Requirement
Nothing but a number belongs in the answer: the count of lines below that contain the word "选择基站".
---- Data provided
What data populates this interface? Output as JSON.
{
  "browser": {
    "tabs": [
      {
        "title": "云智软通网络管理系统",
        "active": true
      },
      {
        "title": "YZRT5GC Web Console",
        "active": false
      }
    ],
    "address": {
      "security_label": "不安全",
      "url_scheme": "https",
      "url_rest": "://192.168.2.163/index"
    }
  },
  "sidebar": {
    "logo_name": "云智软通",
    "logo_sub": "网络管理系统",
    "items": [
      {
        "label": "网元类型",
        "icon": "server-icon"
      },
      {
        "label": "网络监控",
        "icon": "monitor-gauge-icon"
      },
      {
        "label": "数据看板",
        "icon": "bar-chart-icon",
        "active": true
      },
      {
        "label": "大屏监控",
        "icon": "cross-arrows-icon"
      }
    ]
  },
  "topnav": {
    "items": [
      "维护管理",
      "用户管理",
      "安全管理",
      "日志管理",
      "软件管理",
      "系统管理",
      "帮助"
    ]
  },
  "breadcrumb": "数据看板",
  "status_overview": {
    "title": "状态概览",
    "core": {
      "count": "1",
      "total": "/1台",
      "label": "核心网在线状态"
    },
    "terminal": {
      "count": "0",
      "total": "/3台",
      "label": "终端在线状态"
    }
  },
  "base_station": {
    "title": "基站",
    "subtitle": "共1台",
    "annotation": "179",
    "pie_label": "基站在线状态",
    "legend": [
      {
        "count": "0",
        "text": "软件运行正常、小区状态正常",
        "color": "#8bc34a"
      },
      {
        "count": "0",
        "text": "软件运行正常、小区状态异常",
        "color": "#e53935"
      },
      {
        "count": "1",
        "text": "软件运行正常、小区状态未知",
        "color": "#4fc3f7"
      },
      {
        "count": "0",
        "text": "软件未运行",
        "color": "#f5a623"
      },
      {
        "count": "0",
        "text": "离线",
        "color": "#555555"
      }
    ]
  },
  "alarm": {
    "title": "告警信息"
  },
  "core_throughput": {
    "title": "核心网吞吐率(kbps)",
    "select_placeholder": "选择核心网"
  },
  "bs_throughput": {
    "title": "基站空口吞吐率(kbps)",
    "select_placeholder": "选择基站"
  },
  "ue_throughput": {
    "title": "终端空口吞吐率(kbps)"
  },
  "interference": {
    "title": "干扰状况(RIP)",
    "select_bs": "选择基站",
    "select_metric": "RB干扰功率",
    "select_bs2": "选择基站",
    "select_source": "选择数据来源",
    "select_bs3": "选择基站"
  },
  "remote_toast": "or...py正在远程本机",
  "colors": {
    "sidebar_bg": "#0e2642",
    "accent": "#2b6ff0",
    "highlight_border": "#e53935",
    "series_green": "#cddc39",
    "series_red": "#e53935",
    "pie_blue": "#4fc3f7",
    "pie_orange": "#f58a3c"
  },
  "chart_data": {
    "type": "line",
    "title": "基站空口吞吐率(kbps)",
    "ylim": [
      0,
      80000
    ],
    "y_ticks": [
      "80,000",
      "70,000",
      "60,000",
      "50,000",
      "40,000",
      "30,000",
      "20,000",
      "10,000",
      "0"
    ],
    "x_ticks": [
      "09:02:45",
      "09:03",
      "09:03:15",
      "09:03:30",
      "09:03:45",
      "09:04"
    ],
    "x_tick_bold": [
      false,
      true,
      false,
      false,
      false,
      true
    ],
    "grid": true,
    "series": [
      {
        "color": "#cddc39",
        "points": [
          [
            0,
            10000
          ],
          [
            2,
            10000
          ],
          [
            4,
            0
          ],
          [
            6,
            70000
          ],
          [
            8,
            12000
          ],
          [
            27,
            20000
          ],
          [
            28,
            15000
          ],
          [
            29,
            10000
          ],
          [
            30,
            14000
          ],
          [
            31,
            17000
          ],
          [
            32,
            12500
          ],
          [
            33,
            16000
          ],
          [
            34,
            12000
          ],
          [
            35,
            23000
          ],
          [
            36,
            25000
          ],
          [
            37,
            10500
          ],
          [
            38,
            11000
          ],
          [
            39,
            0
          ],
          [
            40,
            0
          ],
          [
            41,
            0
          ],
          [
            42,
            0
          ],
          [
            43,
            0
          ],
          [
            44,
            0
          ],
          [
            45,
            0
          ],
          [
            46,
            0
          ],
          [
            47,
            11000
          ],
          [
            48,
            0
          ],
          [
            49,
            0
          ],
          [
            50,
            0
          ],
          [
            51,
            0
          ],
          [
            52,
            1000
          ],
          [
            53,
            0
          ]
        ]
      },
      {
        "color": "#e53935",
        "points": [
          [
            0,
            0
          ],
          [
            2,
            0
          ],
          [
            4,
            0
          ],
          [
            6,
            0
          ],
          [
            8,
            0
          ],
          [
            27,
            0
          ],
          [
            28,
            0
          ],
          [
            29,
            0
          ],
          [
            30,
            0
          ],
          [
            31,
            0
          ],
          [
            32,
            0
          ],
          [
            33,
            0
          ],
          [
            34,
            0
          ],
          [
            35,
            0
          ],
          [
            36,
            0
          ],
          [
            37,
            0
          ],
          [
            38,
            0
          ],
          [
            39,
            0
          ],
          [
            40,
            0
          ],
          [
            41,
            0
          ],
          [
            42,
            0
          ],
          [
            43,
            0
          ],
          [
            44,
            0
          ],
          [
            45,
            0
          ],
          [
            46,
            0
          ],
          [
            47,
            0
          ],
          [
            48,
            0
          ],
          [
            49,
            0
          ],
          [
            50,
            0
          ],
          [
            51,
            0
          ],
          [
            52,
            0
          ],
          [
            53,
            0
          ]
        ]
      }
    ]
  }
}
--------
Answer to this task
4